The presentation of the Ancient Pilgrimage in Holy Land Digital Library (APHL Digital Library) was held on 19th April in the St Francis Room in St Saviour’s Convent in Jerusalem. This is the largest database in the world on printed travel literature in the Holy Land between the 15th and 18th centuries. The aim of the digital initiative, curated by Marco Callegari and Fabrizio Fossati, is to better value the itineraries and the travel diaries that are not only in the Libraries of Jerusalem, but also those accessible thanks to open access in the digital archives of all European libraries.
Dr Maddalena Baschirotto and Dr Marco Francalanci, collaborators of “Libri Ponti di Pace” supported by the Pro Terra Santa Association, presented this project – promoted by the General Library of the Custody of the Holy Land and supported by the European Research Centre on Books, Publishing and Librares (Centro di Ricerca Europeo Libro Editoria Biblioteca) directed by Prof. Edoardo Barbieri of the Catholic University of the Sacred Heart of Milan.
“The Digital Library is an updated and bibliographically accurate census of all the printed editions, between the 15th and the 18th centuries of texts on travel literature in the Holy Land,” explained Maddalena Baschirotto. “This database provides bibliographic records with meticulous descriptions and many digital reproductions (open access) of all the printed edition in the old collection of the libraries of the Custody (ITS collection), and in the main European libraries. Any scholar who is interested in travel itineraries from the spiritual, historical, anthropological, social, geographical etc. point of view can access this online resource (consultable both in English and Italian) on the site of the library, because it is from this library that the project started, considering the presence of the collection dedicated to this particular literary genre.”
The starting point for looking for the editions to include in the APHL Digital Library was the catalogue by Alessandro Tedesco “Itinera ad Loca Santa”, published in 2017, which in its turn had expanded, corrected and supplemented the two fundamental inventories Bibliographia geographica Palaestinae by Titus Tobler of 1867 and Bibliotheca geographica Palaestinae by Reinhold Röhricht of 1890.
“Here at the General Library of the Custody of the Holy Land, we have a precious collection of Itineraries in the Holy Land, of which the old collection was entirely catalogued by Dr Alessandro Tedesco in 2017,” underlined the Director of the General Library of St Saviour, fr. Lionel Goh. “Now, with the Digital Library, this treasure is at last accessible and used all over the world: it is a fundamental resource for all studies on the Holy Land, which is thus connected to materials and editions present in all the main European libraries. This ambitious project has been guided by three key words: accessibility to the editions, traceability and speed of use.”
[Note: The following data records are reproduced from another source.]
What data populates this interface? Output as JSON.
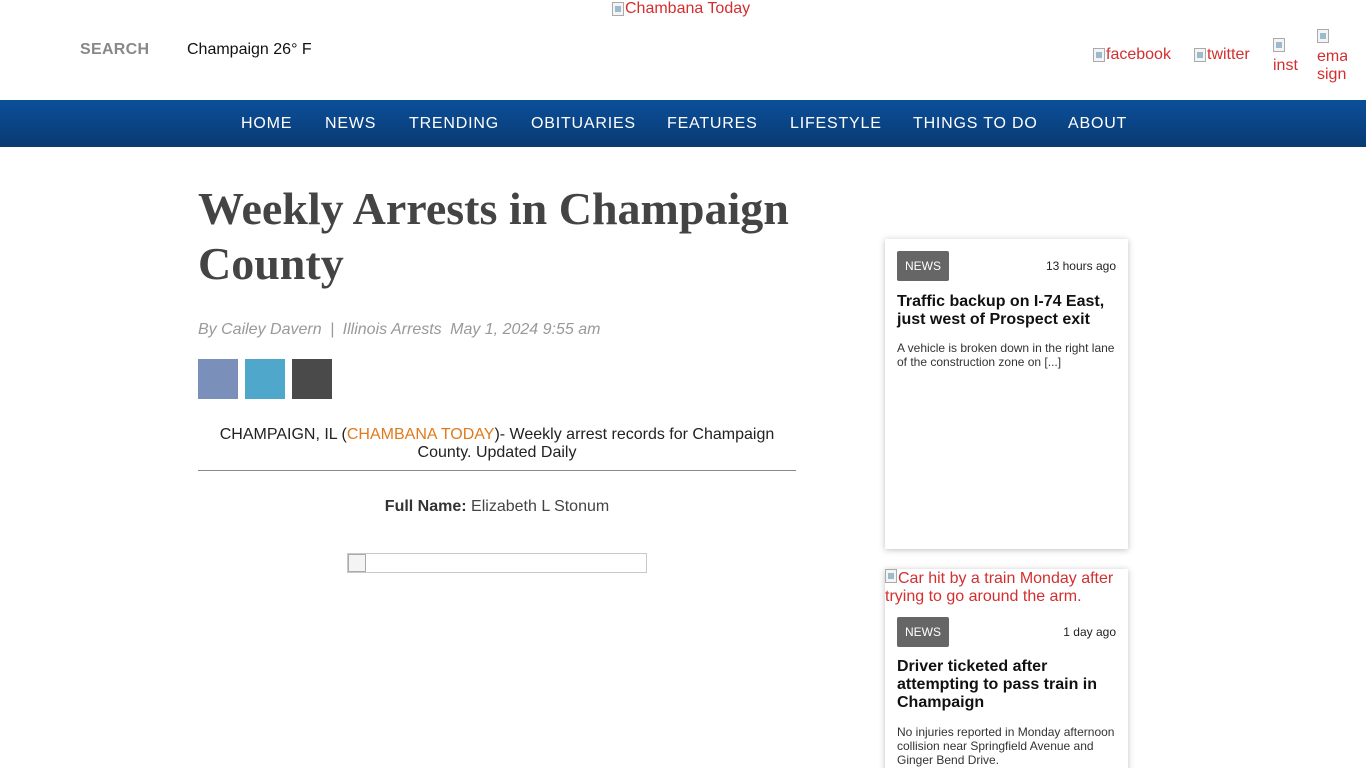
{
  "header": {
    "logo_alt": "Chambana Today",
    "search_label": "SEARCH",
    "weather": "Champaign  26° F",
    "social": {
      "facebook": "facebook",
      "twitter": "twitter",
      "instagram": "inst",
      "email_line1": "ema",
      "email_line2": "sign"
    }
  },
  "nav": {
    "items": [
      "HOME",
      "NEWS",
      "TRENDING",
      "OBITUARIES",
      "FEATURES",
      "LIFESTYLE",
      "THINGS TO DO",
      "ABOUT"
    ]
  },
  "article": {
    "title": "Weekly Arrests in Champaign County",
    "author": "By Cailey Davern",
    "separator": "|",
    "category": "Illinois Arrests",
    "date": "May 1, 2024 9:55 am",
    "share_colors": {
      "facebook": "#7b8fbb",
      "twitter": "#4fa8cb",
      "email": "#4a4a4a"
    },
    "lead_prefix": "CHAMPAIGN, IL (",
    "lead_source": "CHAMBANA TODAY",
    "lead_suffix": ")- Weekly arrest records for Champaign County. Updated Daily",
    "fullname_label": "Full Name:",
    "fullname_value": "Elizabeth L Stonum"
  },
  "sidebar": {
    "cards": [
      {
        "badge": "NEWS",
        "time": "13 hours ago",
        "title": "Traffic backup on I-74 East, just west of Prospect exit",
        "excerpt": "A vehicle is broken down in the right lane of the construction zone on [...]"
      },
      {
        "image_alt": "Car hit by a train Monday after trying to go around the arm.",
        "badge": "NEWS",
        "time": "1 day ago",
        "title": "Driver ticketed after attempting to pass train in Champaign",
        "excerpt": "No injuries reported in Monday afternoon collision near Springfield Avenue and Ginger Bend Drive."
      }
    ]
  },
  "colors": {
    "nav_bg": "#0a4486",
    "link_red": "#d32f2f",
    "source_orange": "#e07a1c",
    "badge_bg": "#666666"
  }
}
“The Digital Library is a hybrid instrument, which embodies three ‘souls’,” continued Marco Francalanci, in a video link from Italy. “It is a catalogue, because it provides all the information on individual copies and the individual editions and with hypertext links. It is a bibliography, because it is complete with a bibliographic analysis, with references to each individual copy and it is also a library because users have at their disposal digital material to consult, exactly as in a library, so that they can examine and browse through the editions and the books belonging to this literary genre.”.
The online database allows five different search criteria for a thoroughly detailed consultation: author, title, publisher, place of publication and lastly an “innovative” instrument of its kind, namely the inclusion of a date or a period of time that allows identifying the travel itineraries published in that given period.
“Today’s conference is a providential coincidence,” said Prof. P. Rosario Pierri, Dean of the Studium Biblicum Franciscanum, “which is linked to the three days of conferences of the CABT, the theological and biblical course that the Studium organizes each year during the Easter week. This year’s topic was Jerusalem. The last lecture, expertly given by Prof. Eugenio Alliata, was on “The origins of the Christian pilgrimage to Jerusalem.” Alliata brought the attention of the students to the ancient accounts of pilgrimages to the Holy Land, dwelling in particular on the account by the pilgrim from Bordeaux, whose text clearly shows the existence in the Holy Land of a tradition of holy Christian places pre-existing the initiative of Queen Helena, the mother of Constantine. We hope that this project of the Ancient Pilgrimage in Holy Land Digital Library can boost historical studies, especially on the topic of the pilgrimage and allow serious, rigorous and scientific research.”
The project has also already been presented in recent weeks in Brescia, at the Catholic University of the Sacred Heart, at the Department of Mediterranean Studies of the University of Haifa and at the University of Tel Aviv, underlining how important this valuable instrument is to spread the bibliographic heritage on the history of the Holy Land and allow it to be used.